» **RECORDS FOR THIS EXERCISE**
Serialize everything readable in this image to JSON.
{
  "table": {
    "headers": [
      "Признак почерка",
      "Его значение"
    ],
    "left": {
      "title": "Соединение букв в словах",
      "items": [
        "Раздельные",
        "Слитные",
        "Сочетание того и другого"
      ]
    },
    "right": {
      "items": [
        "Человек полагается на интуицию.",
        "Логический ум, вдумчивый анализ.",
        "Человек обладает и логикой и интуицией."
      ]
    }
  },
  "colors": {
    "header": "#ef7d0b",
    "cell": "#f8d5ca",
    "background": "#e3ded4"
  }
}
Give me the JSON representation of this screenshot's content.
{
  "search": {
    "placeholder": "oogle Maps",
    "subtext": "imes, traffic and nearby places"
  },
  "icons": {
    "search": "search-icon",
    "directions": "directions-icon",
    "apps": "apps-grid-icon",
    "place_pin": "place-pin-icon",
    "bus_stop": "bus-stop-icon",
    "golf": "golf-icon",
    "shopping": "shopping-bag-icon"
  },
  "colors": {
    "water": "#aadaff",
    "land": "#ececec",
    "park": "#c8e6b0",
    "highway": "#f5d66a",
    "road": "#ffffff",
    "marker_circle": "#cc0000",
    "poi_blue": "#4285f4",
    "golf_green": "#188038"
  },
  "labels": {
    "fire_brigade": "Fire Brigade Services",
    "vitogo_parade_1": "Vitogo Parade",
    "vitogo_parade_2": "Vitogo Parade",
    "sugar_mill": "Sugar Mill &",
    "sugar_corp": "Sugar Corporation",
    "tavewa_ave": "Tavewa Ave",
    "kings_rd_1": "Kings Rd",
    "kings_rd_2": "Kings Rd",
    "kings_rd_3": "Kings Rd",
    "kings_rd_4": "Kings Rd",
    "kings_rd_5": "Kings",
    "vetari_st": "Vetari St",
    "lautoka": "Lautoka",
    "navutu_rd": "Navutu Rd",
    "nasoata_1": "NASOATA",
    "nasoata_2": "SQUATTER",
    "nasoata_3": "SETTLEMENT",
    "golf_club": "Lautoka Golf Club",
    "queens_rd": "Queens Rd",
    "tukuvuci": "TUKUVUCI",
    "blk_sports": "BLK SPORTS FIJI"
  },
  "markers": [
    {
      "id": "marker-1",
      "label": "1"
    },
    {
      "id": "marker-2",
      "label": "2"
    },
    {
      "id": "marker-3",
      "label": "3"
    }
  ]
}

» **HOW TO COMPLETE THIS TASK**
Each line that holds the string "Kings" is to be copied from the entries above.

» **WRITTEN RESPONSE**
    "kings_rd_1": "Kings Rd",
    "kings_rd_2": "Kings Rd",
    "kings_rd_3": "Kings Rd",
    "kings_rd_4": "Kings Rd",
    "kings_rd_5": "Kings",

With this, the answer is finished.